» EXERCISE REQUIREMENTS
Make an exact reproduction of all the data.
_ _ _ _ _ _ _
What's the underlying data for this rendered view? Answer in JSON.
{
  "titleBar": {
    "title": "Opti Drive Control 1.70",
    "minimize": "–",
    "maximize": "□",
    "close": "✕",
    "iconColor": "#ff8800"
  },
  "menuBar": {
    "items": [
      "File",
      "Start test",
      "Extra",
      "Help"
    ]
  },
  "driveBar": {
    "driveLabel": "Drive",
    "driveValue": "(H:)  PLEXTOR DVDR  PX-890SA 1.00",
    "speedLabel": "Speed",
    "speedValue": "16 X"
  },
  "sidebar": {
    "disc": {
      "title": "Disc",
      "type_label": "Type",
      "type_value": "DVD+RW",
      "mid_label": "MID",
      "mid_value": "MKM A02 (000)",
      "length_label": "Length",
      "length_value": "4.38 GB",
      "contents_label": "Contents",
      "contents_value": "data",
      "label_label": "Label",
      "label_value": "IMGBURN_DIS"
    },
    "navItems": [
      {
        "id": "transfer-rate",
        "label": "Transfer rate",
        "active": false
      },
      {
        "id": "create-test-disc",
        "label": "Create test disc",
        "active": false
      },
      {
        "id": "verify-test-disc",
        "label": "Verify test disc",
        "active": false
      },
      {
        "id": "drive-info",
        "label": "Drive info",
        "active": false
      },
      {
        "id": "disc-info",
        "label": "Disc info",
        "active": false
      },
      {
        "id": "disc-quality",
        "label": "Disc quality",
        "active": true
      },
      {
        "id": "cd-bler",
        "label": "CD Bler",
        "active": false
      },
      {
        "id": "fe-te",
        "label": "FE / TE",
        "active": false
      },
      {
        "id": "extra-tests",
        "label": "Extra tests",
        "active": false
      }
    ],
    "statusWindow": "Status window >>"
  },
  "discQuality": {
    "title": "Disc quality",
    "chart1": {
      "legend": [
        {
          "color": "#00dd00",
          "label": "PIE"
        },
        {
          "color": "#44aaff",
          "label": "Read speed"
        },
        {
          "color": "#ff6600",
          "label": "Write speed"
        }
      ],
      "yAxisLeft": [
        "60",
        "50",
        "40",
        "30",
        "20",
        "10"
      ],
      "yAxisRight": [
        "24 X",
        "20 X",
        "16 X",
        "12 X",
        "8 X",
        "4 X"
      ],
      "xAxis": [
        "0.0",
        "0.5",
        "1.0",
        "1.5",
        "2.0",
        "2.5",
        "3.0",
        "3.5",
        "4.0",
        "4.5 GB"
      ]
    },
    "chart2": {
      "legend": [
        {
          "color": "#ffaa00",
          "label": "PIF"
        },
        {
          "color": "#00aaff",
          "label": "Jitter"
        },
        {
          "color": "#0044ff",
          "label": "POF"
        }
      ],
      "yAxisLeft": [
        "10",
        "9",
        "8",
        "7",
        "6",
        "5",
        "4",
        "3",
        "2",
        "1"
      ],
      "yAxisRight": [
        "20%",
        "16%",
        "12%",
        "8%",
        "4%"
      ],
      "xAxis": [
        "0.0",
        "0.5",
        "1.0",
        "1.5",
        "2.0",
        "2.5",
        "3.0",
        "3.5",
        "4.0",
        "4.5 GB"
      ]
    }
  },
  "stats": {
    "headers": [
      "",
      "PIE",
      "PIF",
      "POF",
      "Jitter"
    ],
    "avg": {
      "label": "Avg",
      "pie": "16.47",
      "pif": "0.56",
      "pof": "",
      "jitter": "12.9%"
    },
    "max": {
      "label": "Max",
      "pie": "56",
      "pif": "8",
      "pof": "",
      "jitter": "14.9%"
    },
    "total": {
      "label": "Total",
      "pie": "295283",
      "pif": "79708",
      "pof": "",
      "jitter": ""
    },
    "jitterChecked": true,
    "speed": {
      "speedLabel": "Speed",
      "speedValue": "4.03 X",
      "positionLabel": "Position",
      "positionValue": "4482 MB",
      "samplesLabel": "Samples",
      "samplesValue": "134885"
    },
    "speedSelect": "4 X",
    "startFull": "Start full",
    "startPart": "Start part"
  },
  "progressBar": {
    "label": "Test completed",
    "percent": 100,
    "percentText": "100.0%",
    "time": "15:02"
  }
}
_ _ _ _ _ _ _
» YOUR SOLUTION
What's the underlying data for this rendered view? Answer in JSON.
{
  "titleBar": {
    "title": "Opti Drive Control 1.70",
    "minimize": "–",
    "maximize": "□",
    "close": "✕",
    "iconColor": "#ff8800"
  },
  "menuBar": {
    "items": [
      "File",
      "Start test",
      "Extra",
      "Help"
    ]
  },
  "driveBar": {
    "driveLabel": "Drive",
    "driveValue": "(H:)  PLEXTOR DVDR  PX-890SA 1.00",
    "speedLabel": "Speed",
    "speedValue": "16 X"
  },
  "sidebar": {
    "disc": {
      "title": "Disc",
      "type_label": "Type",
      "type_value": "DVD+RW",
      "mid_label": "MID",
      "mid_value": "MKM A02 (000)",
      "length_label": "Length",
      "length_value": "4.38 GB",
      "contents_label": "Contents",
      "contents_value": "data",
      "label_label": "Label",
      "label_value": "IMGBURN_DIS"
    },
    "navItems": [
      {
        "id": "transfer-rate",
        "label": "Transfer rate",
        "active": false
      },
      {
        "id": "create-test-disc",
        "label": "Create test disc",
        "active": false
      },
      {
        "id": "verify-test-disc",
        "label": "Verify test disc",
        "active": false
      },
      {
        "id": "drive-info",
        "label": "Drive info",
        "active": false
      },
      {
        "id": "disc-info",
        "label": "Disc info",
        "active": false
      },
      {
        "id": "disc-quality",
        "label": "Disc quality",
        "active": true
      },
      {
        "id": "cd-bler",
        "label": "CD Bler",
        "active": false
      },
      {
        "id": "fe-te",
        "label": "FE / TE",
        "active": false
      },
      {
        "id": "extra-tests",
        "label": "Extra tests",
        "active": false
      }
    ],
    "statusWindow": "Status window >>"
  },
  "discQuality": {
    "title": "Disc quality",
    "chart1": {
      "legend": [
        {
          "color": "#00dd00",
          "label": "PIE"
        },
        {
          "color": "#44aaff",
          "label": "Read speed"
        },
        {
          "color": "#ff6600",
          "label": "Write speed"
        }
      ],
      "yAxisLeft": [
        "60",
        "50",
        "40",
        "30",
        "20",
        "10"
      ],
      "yAxisRight": [
        "24 X",
        "20 X",
        "16 X",
        "12 X",
        "8 X",
        "4 X"
      ],
      "xAxis": [
        "0.0",
        "0.5",
        "1.0",
        "1.5",
        "2.0",
        "2.5",
        "3.0",
        "3.5",
        "4.0",
        "4.5 GB"
      ]
    },
    "chart2": {
      "legend": [
        {
          "color": "#ffaa00",
          "label": "PIF"
        },
        {
          "color": "#00aaff",
          "label": "Jitter"
        },
        {
          "color": "#0044ff",
          "label": "POF"
        }
      ],
      "yAxisLeft": [
        "10",
        "9",
        "8",
        "7",
        "6",
        "5",
        "4",
        "3",
        "2",
        "1"
      ],
      "yAxisRight": [
        "20%",
        "16%",
        "12%",
        "8%",
        "4%"
      ],
      "xAxis": [
        "0.0",
        "0.5",
        "1.0",
        "1.5",
        "2.0",
        "2.5",
        "3.0",
        "3.5",
        "4.0",
        "4.5 GB"
      ]
    }
  },
  "stats": {
    "headers": [
      "",
      "PIE",
      "PIF",
      "POF",
      "Jitter"
    ],
    "avg": {
      "label": "Avg",
      "pie": "16.47",
      "pif": "0.56",
      "pof": "",
      "jitter": "12.9%"
    },
    "max": {
      "label": "Max",
      "pie": "56",
      "pif": "8",
      "pof": "",
      "jitter": "14.9%"
    },
    "total": {
      "label": "Total",
      "pie": "295283",
      "pif": "79708",
      "pof": "",
      "jitter": ""
    },
    "jitterChecked": true,
    "speed": {
      "speedLabel": "Speed",
      "speedValue": "4.03 X",
      "positionLabel": "Position",
      "positionValue": "4482 MB",
      "samplesLabel": "Samples",
      "samplesValue": "134885"
    },
    "speedSelect": "4 X",
    "startFull": "Start full",
    "startPart": "Start part"
  },
  "progressBar": {
    "label": "Test completed",
    "percent": 100,
    "percentText": "100.0%",
    "time": "15:02"
  }
}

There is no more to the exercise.